App and web page records:
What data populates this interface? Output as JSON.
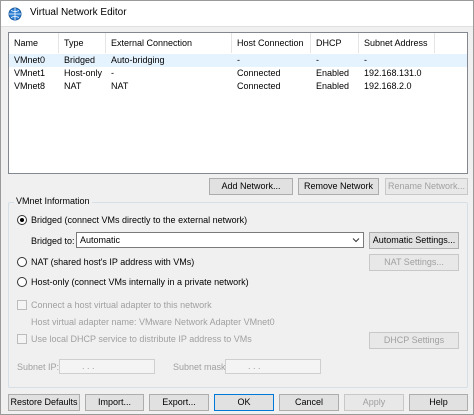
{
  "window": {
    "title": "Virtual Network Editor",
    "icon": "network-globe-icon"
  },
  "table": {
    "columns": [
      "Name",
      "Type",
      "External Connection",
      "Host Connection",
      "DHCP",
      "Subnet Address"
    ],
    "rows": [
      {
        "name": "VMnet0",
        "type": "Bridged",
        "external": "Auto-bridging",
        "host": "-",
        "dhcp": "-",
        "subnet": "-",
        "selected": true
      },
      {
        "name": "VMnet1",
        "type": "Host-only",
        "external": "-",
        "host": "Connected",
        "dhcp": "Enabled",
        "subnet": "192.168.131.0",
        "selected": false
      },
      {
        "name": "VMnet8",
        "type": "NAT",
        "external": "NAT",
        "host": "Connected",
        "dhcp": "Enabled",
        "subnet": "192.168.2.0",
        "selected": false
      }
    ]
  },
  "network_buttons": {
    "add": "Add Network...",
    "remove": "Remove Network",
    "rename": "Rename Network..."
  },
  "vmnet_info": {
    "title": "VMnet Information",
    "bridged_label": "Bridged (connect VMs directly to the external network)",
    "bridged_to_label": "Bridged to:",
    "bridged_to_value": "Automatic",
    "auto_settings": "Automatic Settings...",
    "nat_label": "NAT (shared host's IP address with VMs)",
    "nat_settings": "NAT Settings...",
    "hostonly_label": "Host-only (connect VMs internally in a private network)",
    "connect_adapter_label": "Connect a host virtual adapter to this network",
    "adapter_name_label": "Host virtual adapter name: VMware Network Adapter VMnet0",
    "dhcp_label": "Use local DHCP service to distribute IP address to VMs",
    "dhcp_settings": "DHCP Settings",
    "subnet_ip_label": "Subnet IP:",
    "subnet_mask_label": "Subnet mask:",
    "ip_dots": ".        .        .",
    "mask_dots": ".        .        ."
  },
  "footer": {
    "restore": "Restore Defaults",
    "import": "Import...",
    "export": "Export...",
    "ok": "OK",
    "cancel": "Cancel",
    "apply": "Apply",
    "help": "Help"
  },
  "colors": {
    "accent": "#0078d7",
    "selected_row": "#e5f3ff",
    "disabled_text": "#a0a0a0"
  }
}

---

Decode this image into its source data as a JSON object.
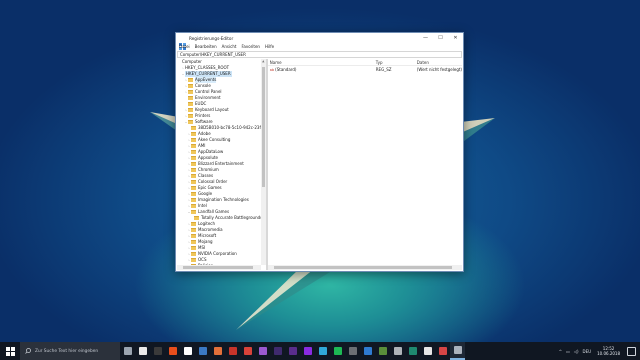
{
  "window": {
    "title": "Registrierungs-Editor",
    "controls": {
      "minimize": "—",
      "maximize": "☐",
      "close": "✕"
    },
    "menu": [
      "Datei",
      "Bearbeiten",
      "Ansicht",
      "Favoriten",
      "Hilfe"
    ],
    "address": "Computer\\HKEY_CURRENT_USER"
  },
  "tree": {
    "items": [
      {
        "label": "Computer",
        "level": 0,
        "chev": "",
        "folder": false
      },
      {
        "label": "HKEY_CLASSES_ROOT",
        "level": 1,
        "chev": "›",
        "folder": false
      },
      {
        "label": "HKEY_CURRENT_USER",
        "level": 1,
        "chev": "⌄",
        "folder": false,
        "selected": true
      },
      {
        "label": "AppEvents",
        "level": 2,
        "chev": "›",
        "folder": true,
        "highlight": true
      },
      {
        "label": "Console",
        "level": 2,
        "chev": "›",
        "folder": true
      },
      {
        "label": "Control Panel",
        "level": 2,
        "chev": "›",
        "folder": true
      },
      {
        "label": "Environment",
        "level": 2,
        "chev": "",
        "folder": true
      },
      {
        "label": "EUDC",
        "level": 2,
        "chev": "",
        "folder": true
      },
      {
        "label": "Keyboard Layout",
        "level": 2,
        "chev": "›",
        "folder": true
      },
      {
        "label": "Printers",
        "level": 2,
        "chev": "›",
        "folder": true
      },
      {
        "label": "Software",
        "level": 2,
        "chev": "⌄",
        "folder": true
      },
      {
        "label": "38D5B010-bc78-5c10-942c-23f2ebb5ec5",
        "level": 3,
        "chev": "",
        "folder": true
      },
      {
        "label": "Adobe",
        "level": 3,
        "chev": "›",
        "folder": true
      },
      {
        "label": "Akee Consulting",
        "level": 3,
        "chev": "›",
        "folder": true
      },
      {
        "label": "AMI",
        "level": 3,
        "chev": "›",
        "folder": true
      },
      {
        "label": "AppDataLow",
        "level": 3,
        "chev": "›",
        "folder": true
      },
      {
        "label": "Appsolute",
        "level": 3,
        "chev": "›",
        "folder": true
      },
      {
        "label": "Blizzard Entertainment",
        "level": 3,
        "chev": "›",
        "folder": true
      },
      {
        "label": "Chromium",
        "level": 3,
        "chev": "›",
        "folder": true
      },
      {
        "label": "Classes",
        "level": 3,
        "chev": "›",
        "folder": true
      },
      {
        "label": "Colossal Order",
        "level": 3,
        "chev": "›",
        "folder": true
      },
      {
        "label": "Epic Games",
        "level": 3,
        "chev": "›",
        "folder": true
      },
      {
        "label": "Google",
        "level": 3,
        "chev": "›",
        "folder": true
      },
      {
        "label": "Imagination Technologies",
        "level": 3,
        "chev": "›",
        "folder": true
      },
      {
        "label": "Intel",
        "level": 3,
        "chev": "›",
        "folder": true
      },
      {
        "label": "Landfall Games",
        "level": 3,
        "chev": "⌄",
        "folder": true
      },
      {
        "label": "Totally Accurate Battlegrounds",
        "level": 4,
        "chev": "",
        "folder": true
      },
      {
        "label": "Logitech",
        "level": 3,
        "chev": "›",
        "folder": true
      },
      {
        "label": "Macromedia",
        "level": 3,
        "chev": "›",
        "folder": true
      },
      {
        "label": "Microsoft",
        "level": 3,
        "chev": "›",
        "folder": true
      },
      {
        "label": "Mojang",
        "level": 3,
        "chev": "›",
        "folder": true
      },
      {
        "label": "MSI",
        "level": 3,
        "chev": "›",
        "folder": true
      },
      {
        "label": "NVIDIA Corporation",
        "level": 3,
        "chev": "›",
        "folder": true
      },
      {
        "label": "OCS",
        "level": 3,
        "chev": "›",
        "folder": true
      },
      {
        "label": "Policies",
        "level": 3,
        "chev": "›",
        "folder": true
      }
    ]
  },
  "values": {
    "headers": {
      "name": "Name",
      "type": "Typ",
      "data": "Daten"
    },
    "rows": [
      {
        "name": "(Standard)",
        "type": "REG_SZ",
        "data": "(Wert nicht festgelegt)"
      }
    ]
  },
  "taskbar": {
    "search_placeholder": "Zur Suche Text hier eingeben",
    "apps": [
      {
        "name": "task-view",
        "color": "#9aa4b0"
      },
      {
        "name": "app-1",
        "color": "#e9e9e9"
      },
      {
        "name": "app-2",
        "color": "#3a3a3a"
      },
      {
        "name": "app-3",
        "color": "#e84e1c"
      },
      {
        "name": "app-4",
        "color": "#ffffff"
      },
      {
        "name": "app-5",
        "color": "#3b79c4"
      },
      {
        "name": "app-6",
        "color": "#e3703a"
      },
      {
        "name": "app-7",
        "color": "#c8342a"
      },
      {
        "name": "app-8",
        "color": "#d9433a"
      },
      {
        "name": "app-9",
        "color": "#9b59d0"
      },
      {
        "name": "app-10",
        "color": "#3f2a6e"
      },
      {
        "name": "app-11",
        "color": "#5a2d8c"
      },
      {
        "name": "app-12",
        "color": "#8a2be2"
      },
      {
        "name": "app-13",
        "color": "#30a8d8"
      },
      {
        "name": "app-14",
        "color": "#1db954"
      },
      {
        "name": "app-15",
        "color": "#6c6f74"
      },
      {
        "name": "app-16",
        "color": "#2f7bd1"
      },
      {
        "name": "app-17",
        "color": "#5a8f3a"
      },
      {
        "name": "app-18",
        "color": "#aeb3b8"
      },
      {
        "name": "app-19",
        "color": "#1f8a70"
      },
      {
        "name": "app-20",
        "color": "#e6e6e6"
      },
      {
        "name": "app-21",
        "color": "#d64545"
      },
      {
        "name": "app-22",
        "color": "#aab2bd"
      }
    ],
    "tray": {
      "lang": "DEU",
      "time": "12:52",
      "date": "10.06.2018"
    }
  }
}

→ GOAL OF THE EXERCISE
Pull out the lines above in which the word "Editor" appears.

→ RESULT FOR THIS EXERCISE
    "title": "Virtual Network Editor",
    "title": "Registrierungs-Editor",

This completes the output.